What’s good about someone dying?
I’ll get back to that, but for now, bear with me.
I’m a very sentimental guy. I remember important dates in my life (often associating them with a song I heard that day…weird, I know) as if it were second nature. For instance, every year I remember the weekend that I met my wife for the first time. I recall weekends of last year’s road trips and triathlon events. I just like to remember such things and allow the emotions associated with those key moments to flood back in.
I don’t think I’m alone. Every year our culture celebrates birthdays, Christmas, Fourth of July, and anniversaries. Facebook voluntarily offers a window into previous years by pulling up older pictures that were posted. Great friends continue a conversation over coffee with, “Remember when…” and the laughter that follows.
God made us this way. We capture memories and hold on to the best of them until the day we die. It’s good for the soul.
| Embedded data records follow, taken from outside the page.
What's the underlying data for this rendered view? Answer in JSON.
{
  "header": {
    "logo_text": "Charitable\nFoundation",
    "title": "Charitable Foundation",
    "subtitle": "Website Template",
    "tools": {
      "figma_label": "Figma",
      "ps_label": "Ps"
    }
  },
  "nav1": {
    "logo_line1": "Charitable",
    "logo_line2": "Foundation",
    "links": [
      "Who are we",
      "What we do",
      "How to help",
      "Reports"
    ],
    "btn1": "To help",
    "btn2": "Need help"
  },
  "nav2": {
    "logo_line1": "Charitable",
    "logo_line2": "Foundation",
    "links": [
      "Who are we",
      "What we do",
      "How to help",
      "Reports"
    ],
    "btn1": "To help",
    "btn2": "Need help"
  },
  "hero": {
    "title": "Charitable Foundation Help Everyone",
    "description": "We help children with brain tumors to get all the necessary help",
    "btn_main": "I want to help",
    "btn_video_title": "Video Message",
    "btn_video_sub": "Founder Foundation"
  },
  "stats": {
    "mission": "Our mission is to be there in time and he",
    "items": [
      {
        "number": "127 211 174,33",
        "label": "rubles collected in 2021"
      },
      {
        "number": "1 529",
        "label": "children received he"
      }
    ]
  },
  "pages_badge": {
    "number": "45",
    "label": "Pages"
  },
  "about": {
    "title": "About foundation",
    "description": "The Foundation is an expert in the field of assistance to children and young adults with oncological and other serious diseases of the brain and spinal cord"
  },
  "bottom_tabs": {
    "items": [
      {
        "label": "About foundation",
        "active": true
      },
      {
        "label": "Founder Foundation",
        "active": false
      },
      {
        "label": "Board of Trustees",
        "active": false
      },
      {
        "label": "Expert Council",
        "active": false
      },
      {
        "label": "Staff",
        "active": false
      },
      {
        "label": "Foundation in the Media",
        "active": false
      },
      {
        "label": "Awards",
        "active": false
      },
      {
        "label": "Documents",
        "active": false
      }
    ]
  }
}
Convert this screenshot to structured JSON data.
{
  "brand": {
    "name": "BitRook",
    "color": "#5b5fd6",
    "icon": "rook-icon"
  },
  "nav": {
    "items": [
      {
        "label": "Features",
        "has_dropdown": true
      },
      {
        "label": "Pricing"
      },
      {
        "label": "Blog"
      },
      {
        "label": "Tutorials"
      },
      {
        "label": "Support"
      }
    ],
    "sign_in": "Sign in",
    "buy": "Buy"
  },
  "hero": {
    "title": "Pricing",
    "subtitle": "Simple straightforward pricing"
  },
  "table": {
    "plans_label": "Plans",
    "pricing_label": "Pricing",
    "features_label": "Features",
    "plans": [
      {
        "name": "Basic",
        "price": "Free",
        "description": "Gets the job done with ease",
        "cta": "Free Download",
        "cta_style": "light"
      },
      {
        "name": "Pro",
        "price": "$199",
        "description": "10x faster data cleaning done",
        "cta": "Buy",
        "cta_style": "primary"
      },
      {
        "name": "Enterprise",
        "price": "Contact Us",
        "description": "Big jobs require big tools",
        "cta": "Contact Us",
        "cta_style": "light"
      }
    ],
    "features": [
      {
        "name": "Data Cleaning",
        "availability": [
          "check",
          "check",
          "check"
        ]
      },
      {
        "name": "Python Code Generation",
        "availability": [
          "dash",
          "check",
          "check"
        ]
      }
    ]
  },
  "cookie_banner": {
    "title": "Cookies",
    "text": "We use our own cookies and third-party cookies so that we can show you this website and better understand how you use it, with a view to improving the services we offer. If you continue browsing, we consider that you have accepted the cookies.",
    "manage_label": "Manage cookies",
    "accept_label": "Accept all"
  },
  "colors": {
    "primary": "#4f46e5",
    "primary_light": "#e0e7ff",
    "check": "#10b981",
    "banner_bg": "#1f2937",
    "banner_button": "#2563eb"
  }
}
This is not only an individual practice. It is also something communities, like our church family, do. In the Old Testament, the Holy One of Israel gave festivals and key moments in the religious calendar. In the New Testament church, we also mark days in the year connected with a memory of what God has done.
Easter weekend is the pinnacle of our Christian calendar. So much is remembered, and honored, over those few days, and rightly so. Each of us has many memories of celebrating the resurrection event year after year. In that weekend we see the gospel explicitly and our hope is again renewed in the new life offered by the risen Christ.
We take that very seriously here at Kossuth. We seize several days of that weekend to honor Christ and preach the gospel to ourselves (and to our friends and family who join us).
So, what’s so good about someone dying? Well, nothing, unless we are talking about Jesus Christ. In his death we are freed and in his resurrection we are raised to new life. That’s why we call it Good Friday. And that’s why such a somber day is redeemed into celebration. Because out of a bloody cross comes forgiveness.
This year we, as a church family, will celebrate three events on Easter weekend. First, on Thursday, March 24, we will observe an inaugural event in our church, Covenant Thursday (also called Maundy, or Holy Thursday). At 6:00 pm, we will meet upstairs in rroms 205/206 to take of the Lord’s Table, read through relevant Scriptures and sing hymns (a capella style by request).
Second, on Friday, March 25, we will observe Good Friday at 6:00 pm in the church sanctuary. This will be a time to sing about Jesus and the cross, read through Scripture, and hear from the Word of God.
Third, on Sunday, March 27, we will celebrate the resurrection of Jesus Christ during our normal worship service time. There will be no Sunday school or Connection hour, as we want to make it as easy as possible for you to bring your friends, neighbors, and relatives.
Come to any, or all three, of these opportunities as we remember and celebrate the new covenant ushered in through the death and resurrection of Jesus Christ.